[Opening Data supplied section]

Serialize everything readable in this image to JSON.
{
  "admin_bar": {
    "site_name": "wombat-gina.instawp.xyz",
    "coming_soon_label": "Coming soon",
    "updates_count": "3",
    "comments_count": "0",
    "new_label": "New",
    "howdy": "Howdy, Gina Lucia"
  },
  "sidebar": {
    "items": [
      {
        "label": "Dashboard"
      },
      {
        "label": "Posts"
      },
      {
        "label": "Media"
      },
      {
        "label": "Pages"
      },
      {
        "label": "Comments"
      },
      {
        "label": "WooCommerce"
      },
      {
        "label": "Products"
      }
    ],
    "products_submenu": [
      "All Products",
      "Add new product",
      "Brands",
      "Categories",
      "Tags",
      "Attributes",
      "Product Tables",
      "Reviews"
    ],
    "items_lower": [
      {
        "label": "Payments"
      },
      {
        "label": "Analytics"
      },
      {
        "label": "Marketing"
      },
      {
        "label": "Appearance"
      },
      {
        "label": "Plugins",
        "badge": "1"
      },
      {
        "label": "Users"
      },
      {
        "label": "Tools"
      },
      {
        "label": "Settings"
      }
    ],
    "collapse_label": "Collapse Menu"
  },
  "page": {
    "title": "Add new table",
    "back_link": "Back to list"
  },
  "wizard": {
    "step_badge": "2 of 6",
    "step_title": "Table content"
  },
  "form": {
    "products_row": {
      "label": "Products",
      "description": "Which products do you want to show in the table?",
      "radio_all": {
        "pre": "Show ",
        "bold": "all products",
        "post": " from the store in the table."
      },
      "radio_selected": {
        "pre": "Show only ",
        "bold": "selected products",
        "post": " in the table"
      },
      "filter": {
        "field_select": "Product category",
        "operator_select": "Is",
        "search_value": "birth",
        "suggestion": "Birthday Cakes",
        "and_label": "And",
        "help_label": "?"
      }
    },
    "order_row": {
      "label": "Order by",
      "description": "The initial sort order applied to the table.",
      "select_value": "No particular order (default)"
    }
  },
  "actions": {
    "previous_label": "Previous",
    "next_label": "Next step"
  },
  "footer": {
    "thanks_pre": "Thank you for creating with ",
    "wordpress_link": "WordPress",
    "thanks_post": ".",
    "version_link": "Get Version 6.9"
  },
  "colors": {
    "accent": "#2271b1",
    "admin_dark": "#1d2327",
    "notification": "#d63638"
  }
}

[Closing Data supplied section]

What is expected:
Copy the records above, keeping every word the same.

Written response:
Serialize everything readable in this image to JSON.
{
  "admin_bar": {
    "site_name": "wombat-gina.instawp.xyz",
    "coming_soon_label": "Coming soon",
    "updates_count": "3",
    "comments_count": "0",
    "new_label": "New",
    "howdy": "Howdy, Gina Lucia"
  },
  "sidebar": {
    "items": [
      {
        "label": "Dashboard"
      },
      {
        "label": "Posts"
      },
      {
        "label": "Media"
      },
      {
        "label": "Pages"
      },
      {
        "label": "Comments"
      },
      {
        "label": "WooCommerce"
      },
      {
        "label": "Products"
      }
    ],
    "products_submenu": [
      "All Products",
      "Add new product",
      "Brands",
      "Categories",
      "Tags",
      "Attributes",
      "Product Tables",
      "Reviews"
    ],
    "items_lower": [
      {
        "label": "Payments"
      },
      {
        "label": "Analytics"
      },
      {
        "label": "Marketing"
      },
      {
        "label": "Appearance"
      },
      {
        "label": "Plugins",
        "badge": "1"
      },
      {
        "label": "Users"
      },
      {
        "label": "Tools"
      },
      {
        "label": "Settings"
      }
    ],
    "collapse_label": "Collapse Menu"
  },
  "page": {
    "title": "Add new table",
    "back_link": "Back to list"
  },
  "wizard": {
    "step_badge": "2 of 6",
    "step_title": "Table content"
  },
  "form": {
    "products_row": {
      "label": "Products",
      "description": "Which products do you want to show in the table?",
      "radio_all": {
        "pre": "Show ",
        "bold": "all products",
        "post": " from the store in the table."
      },
      "radio_selected": {
        "pre": "Show only ",
        "bold": "selected products",
        "post": " in the table"
      },
      "filter": {
        "field_select": "Product category",
        "operator_select": "Is",
        "search_value": "birth",
        "suggestion": "Birthday Cakes",
        "and_label": "And",
        "help_label": "?"
      }
    },
    "order_row": {
      "label": "Order by",
      "description": "The initial sort order applied to the table.",
      "select_value": "No particular order (default)"
    }
  },
  "actions": {
    "previous_label": "Previous",
    "next_label": "Next step"
  },
  "footer": {
    "thanks_pre": "Thank you for creating with ",
    "wordpress_link": "WordPress",
    "thanks_post": ".",
    "version_link": "Get Version 6.9"
  },
  "colors": {
    "accent": "#2271b1",
    "admin_dark": "#1d2327",
    "notification": "#d63638"
  }
}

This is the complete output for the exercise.